https://www.facebook.com/group.php?gid=30975284378&ref=ts

1. MINING ALERT ON ALGONQUIN TERRITORY

Barriere Lake Algonquins say “No” to mining exploration on their land, Cree workers agree to leave site

RAPID LAKE, QC – Last week, Barriere Lake community members discovered that Val D’ Or based Cartier Resources has begun line-cutting in preparation for mining exploration on their unceded Ab- original lands. According to their website, the mining company claims that their “100% owned” land base of 439 square kilometers boasts rich copper deposits ripe for exploitation.

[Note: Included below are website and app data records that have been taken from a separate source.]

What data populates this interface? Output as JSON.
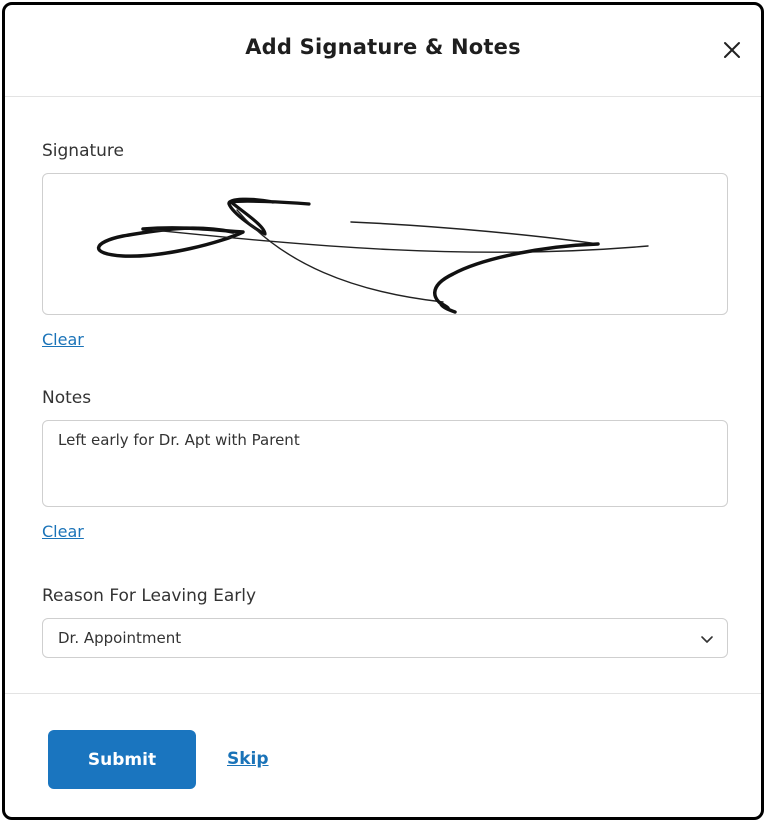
{
  "dialog": {
    "title": "Add Signature & Notes",
    "close_icon": "close-icon"
  },
  "signature": {
    "label": "Signature",
    "clear_label": "Clear"
  },
  "notes": {
    "label": "Notes",
    "value": "Left early for Dr. Apt with Parent",
    "clear_label": "Clear"
  },
  "reason": {
    "label": "Reason For Leaving Early",
    "selected": "Dr. Appointment",
    "chevron_icon": "chevron-down-icon"
  },
  "footer": {
    "submit_label": "Submit",
    "skip_label": "Skip"
  },
  "colors": {
    "accent": "#1a75bf",
    "link": "#1a73b8",
    "border": "#cfcfcf"
  }
}
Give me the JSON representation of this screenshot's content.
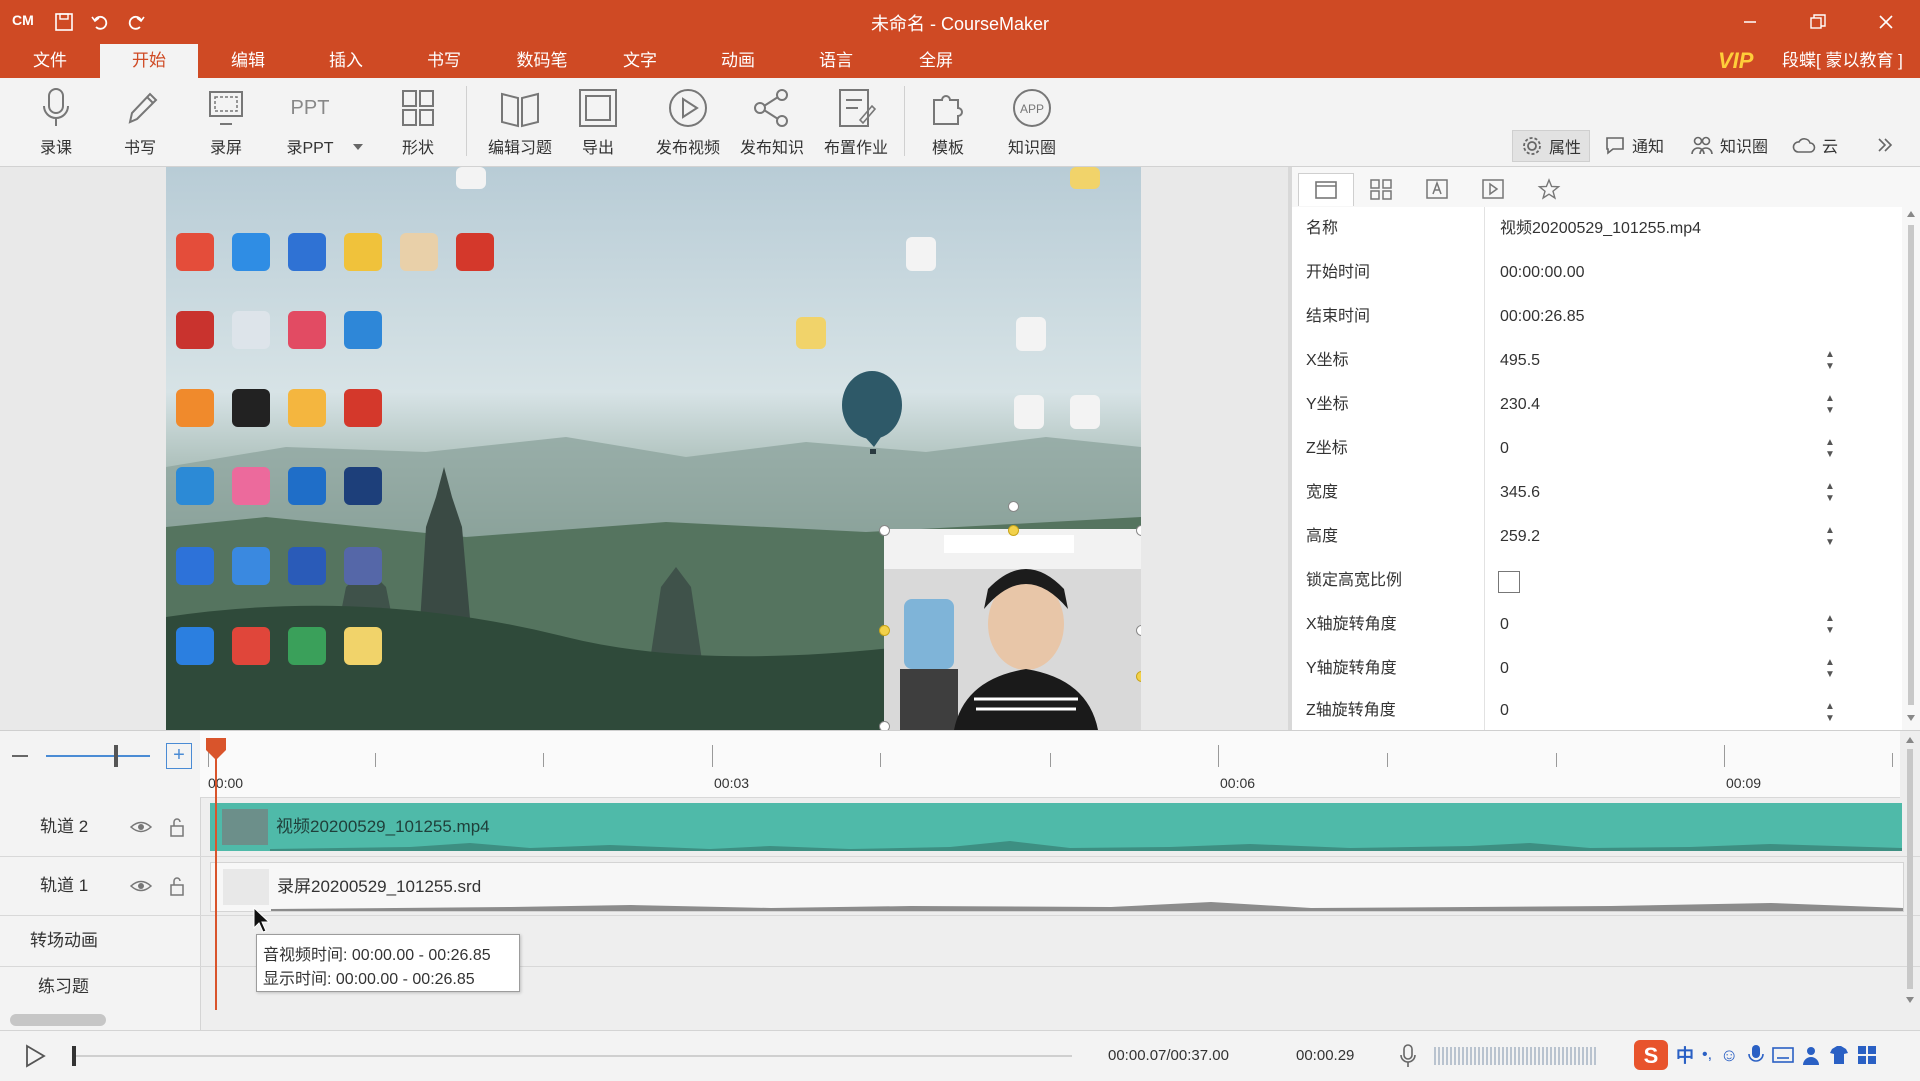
{
  "app": {
    "title": "未命名 - CourseMaker",
    "logo": "CM"
  },
  "quick_access": [
    "save-icon",
    "undo-icon",
    "redo-icon"
  ],
  "window_controls": [
    "minimize-icon",
    "restore-icon",
    "close-icon"
  ],
  "menu": {
    "items": [
      "文件",
      "开始",
      "编辑",
      "插入",
      "书写",
      "数码笔",
      "文字",
      "动画",
      "语言",
      "全屏"
    ],
    "active": "开始",
    "vip": "VIP",
    "user": "段蝶[ 蒙以教育 ]"
  },
  "ribbon": {
    "buttons": [
      {
        "label": "录课",
        "icon": "microphone-icon"
      },
      {
        "label": "书写",
        "icon": "pencil-icon"
      },
      {
        "label": "录屏",
        "icon": "screen-record-icon"
      },
      {
        "label": "录PPT",
        "icon": "ppt-icon",
        "icon_text": "PPT"
      },
      {
        "label": "形状",
        "icon": "shapes-icon"
      },
      {
        "label": "编辑习题",
        "icon": "book-icon"
      },
      {
        "label": "导出",
        "icon": "export-icon"
      },
      {
        "label": "发布视频",
        "icon": "play-circle-icon"
      },
      {
        "label": "发布知识",
        "icon": "share-icon"
      },
      {
        "label": "布置作业",
        "icon": "assignment-icon"
      },
      {
        "label": "模板",
        "icon": "puzzle-icon"
      },
      {
        "label": "知识圈",
        "icon": "app-icon",
        "icon_text": "APP"
      }
    ],
    "right_tools": [
      {
        "label": "属性",
        "icon": "gear-icon"
      },
      {
        "label": "通知",
        "icon": "chat-icon"
      },
      {
        "label": "知识圈",
        "icon": "people-icon"
      },
      {
        "label": "云",
        "icon": "cloud-icon"
      }
    ]
  },
  "properties": {
    "tabs": [
      "window-tab-icon",
      "grid-tab-icon",
      "text-tab-icon",
      "media-tab-icon",
      "star-tab-icon"
    ],
    "rows": [
      {
        "key": "名称",
        "value": "视频20200529_101255.mp4",
        "type": "text"
      },
      {
        "key": "开始时间",
        "value": "00:00:00.00",
        "type": "text"
      },
      {
        "key": "结束时间",
        "value": "00:00:26.85",
        "type": "text"
      },
      {
        "key": "X坐标",
        "value": "495.5",
        "type": "spin"
      },
      {
        "key": "Y坐标",
        "value": "230.4",
        "type": "spin"
      },
      {
        "key": "Z坐标",
        "value": "0",
        "type": "spin"
      },
      {
        "key": "宽度",
        "value": "345.6",
        "type": "spin"
      },
      {
        "key": "高度",
        "value": "259.2",
        "type": "spin"
      },
      {
        "key": "锁定高宽比例",
        "value": "",
        "type": "checkbox",
        "checked": false
      },
      {
        "key": "X轴旋转角度",
        "value": "0",
        "type": "spin"
      },
      {
        "key": "Y轴旋转角度",
        "value": "0",
        "type": "spin"
      },
      {
        "key": "Z轴旋转角度",
        "value": "0",
        "type": "spin"
      }
    ]
  },
  "timeline": {
    "ruler_labels": [
      "00:00",
      "00:03",
      "00:06",
      "00:09"
    ],
    "tracks": [
      {
        "name": "轨道 2",
        "clip": "视频20200529_101255.mp4",
        "color": "#4fbaa9"
      },
      {
        "name": "轨道 1",
        "clip": "录屏20200529_101255.srd",
        "color": "#f5f5f5"
      }
    ],
    "extra_rows": [
      "转场动画",
      "练习题"
    ],
    "tooltip": {
      "line1": "音视频时间: 00:00.00 - 00:26.85",
      "line2": "显示时间: 00:00.00 - 00:26.85"
    }
  },
  "status": {
    "position": "00:00.07/00:37.00",
    "level": "00:00.29"
  },
  "ime": {
    "label": "中"
  },
  "colors": {
    "brand": "#cf4a24",
    "teal": "#4fbaa9",
    "playhead": "#d9542b"
  }
}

The so-called “Rivière Doré Project” was undertaken without obtaining the community’s free, prior, and informed consent – the minimum standards set out in the United Nations Declaration on the Rights of Indigenous People (UNDRIP), which Canada has endorsed in words but not in action. The mining project also violates the community’s own environmental protection regime, the Trilateral Agreement, which was signed in 1991 by Barriere Lake, Quebec, and Canada and has yet to be honoured.

The workers on site, predominantly Crees from the Mistassini and Oujebougamou First Nations, agreed to leave when the Algonquins traveled to the proposed mine location and explained their opposition to the development. The larger battle with the Cartier Resources, however, looms ahead.

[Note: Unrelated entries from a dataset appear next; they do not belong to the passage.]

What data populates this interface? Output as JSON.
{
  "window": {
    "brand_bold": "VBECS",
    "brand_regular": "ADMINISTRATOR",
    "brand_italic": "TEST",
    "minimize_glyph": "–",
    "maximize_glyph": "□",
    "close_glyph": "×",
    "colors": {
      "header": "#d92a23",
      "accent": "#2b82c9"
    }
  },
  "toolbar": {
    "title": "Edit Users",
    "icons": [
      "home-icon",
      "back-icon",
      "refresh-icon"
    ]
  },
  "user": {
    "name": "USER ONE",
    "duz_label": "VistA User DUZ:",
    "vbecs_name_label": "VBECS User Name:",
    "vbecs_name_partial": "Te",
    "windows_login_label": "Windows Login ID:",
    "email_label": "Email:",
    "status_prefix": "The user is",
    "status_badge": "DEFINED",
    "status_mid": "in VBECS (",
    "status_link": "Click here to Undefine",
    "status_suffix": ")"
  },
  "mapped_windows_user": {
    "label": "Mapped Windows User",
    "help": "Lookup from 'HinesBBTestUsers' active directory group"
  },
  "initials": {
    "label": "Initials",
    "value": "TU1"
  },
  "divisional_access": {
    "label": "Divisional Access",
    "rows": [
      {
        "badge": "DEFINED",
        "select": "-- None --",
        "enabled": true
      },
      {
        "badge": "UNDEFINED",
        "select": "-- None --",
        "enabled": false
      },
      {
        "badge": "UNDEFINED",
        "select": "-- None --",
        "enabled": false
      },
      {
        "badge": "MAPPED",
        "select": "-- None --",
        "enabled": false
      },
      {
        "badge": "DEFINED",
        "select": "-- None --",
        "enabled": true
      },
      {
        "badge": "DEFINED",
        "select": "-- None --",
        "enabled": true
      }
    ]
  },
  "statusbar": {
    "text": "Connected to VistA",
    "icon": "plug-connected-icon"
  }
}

Barriere Lake community members will return to maintain a presence at the proposed mining site and stop all further developments. Please stay tuned for further developments and action call-outs.

2. REPORT ON THE ACTIVITIES OF THE INDIAN ACT BAND COUNCIL

The community remains largely in the dark concerning the activities of the band council. Illegitimate in the eyes of most people in the community, this band council rose to power through the imposition of an Indian Act provision (Section 74) that gives the Minister of Indian Affairs discretion to overthrow Indigenous customary government systems.

One thing is clear, though: Barriere Lake is open for business now. Mining companies, logging companies, and costly Hydro electrification and reserve housing development have all been green-lighted by the band council.

While investments in reserve infrastructure are badly needed, they are coming at the price of burying the larger issue of land management of the whole territory.

3. REPORT ON SECTION 74 LETTER-WRITING CAMPAIGN
BARRIERE LAKE SOLIDARITY FORENSIC DECODER OF THE GOVERNMENT’S OFFICIAL STORY

Hundreds of letters have been sent through the Barriere Lake Solidarity website to Minister of Indian Affairs John Duncan in protest of the forced imposition of Section 74 on the Algonquins of Barriere Lake (see http://www.barrierelakesolidarity.org/2008/03/donations.html). The Department has recently sent out replies to these letters which are telling of Canada’s communications strategy to contain the threat of public awareness on the issue.

Responding to these letters is Pierre Nepton, the Director General of the Quebec Region of Indian and Northern Affairs Canada (INAC). Nepton outlines the “official” story in his response letter: INAC had no choice but to reluctantly impose Section 74 due to internal conflicts over governance, which the community failed to resolve themselves.

But it’s cool. Barriere Lake Solidarity has prepared a forensic decoder of the government’s official story. We’ve drawn up a chart for easy comparison.